I think that Shawn Cornally has the right idea: the goal should be to move toward Standards Based Feedback. I am not sure what Shawn means by this, but I interpret it to mean that we should keep the communication of the expectations for the course (the “topics/standards”), but replace the “grading” with detailed, ungraded feedback. All sorts of research says feedback is how students learn, and giving a score/grade negates the value of any feedback students are given.
In particular, one study split students into three groups. One group received only comments, one group received only grades, and one group received both. The group that received only comments improved the most. The other two groups did equally well. In other words, there is evidence that the “B+”/”3.5″/”Acceptable” we write on top of the students’ papers negates all of the brilliant comments we write to help them learn (in the literature, “ego-involving≈grades” and “task-involving≈comments”). So let’s keep the good part of SBG and get rid of the bad part.
But we live in a world where we are expected to give final grades at the end of the semester/quarter/year. How could Standards Based Feedback (SBF?) work in determining final grades? I will suggest having students create portfolios at the end of the semester that show of their best work for each standard. This means that students would have to reflect on what they have done in the class, re-evaluate it, and choose their works that best demonstrate their understanding (it is like studying for a final exam, but better). This would do multiple things:
- Students would be forced to reflect on what it means to demonstrate understanding. The class would have to decide early in the semester what it means to demonstrate understanding, and students would select items from their portfolio based on this discussion.
- This would give you a means of creating a final grade for the student—simply evaluate their portfolio according to the class’s idea of what makes for a good demonstration of understanding.
- In private communication, Joss Ives has correctly wondered about how “synthesis questions” fit into SBG. With portfolio grading, this would not be an issue. Students might be able to use a synthesis question as evidence for multiple standards.
There are certainly other ways of doing this, but the most important thing is to minimize the grading as much as possible. I am planning on implementing this in my real analysis courses in the fall.
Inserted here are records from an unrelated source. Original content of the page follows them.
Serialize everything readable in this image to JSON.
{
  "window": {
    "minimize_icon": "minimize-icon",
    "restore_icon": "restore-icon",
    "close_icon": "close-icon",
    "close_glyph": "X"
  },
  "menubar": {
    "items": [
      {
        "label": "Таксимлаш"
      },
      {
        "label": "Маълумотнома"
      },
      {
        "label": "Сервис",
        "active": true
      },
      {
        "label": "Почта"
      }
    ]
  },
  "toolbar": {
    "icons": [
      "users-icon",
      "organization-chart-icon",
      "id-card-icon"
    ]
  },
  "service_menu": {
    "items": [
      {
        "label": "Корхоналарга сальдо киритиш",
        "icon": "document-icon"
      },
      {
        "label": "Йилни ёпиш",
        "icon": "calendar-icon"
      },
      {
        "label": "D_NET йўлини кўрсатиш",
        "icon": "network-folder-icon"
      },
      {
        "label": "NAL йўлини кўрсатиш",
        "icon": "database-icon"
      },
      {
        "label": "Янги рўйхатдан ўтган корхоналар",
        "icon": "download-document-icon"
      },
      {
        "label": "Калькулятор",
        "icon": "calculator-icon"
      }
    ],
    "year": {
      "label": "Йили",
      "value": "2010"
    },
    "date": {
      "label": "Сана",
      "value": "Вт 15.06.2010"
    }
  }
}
I will keep you posted.
What other ideas do you have? Please share in the comments.
[Update: My post is very similar to a post by Dan Anderson. If you like the ideas for SBF, please read his post.]